- Exercise: Apart from the pictures, please restate every entry below exactly.

- Information supplied:

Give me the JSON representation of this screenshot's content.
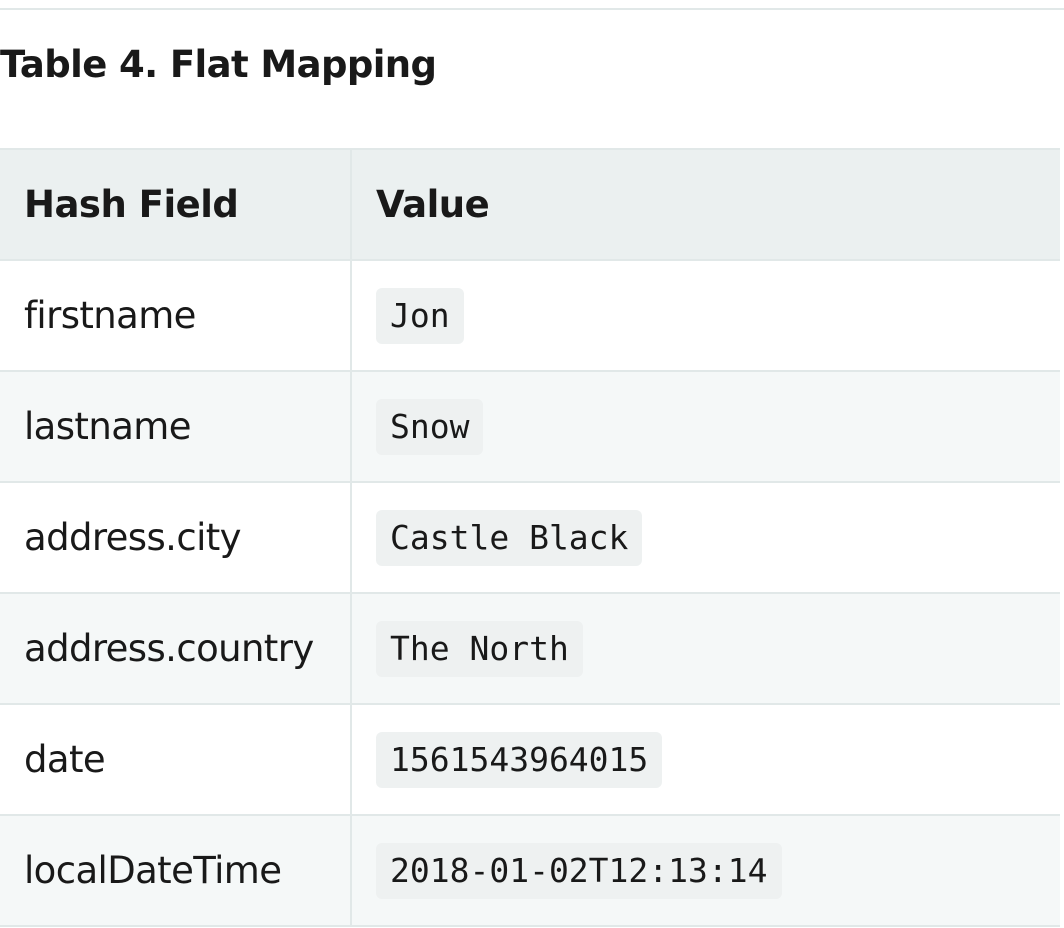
{
  "caption": "Table 4. Flat Mapping",
  "table": {
    "headers": [
      "Hash Field",
      "Value"
    ],
    "rows": [
      {
        "field": "firstname",
        "value": "Jon"
      },
      {
        "field": "lastname",
        "value": "Snow"
      },
      {
        "field": "address.city",
        "value": "Castle Black"
      },
      {
        "field": "address.country",
        "value": "The North"
      },
      {
        "field": "date",
        "value": "1561543964015"
      },
      {
        "field": "localDateTime",
        "value": "2018-01-02T12:13:14"
      }
    ]
  },
  "colors": {
    "header_bg": "#ebf0f0",
    "stripe_bg": "#f5f8f8",
    "border": "#e1e8e8",
    "code_bg": "#eef1f1",
    "text": "#191919"
  }
}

- Solved problem:
Give me the JSON representation of this screenshot's content.
{
  "caption": "Table 4. Flat Mapping",
  "table": {
    "headers": [
      "Hash Field",
      "Value"
    ],
    "rows": [
      {
        "field": "firstname",
        "value": "Jon"
      },
      {
        "field": "lastname",
        "value": "Snow"
      },
      {
        "field": "address.city",
        "value": "Castle Black"
      },
      {
        "field": "address.country",
        "value": "The North"
      },
      {
        "field": "date",
        "value": "1561543964015"
      },
      {
        "field": "localDateTime",
        "value": "2018-01-02T12:13:14"
      }
    ]
  },
  "colors": {
    "header_bg": "#ebf0f0",
    "stripe_bg": "#f5f8f8",
    "border": "#e1e8e8",
    "code_bg": "#eef1f1",
    "text": "#191919"
  }
}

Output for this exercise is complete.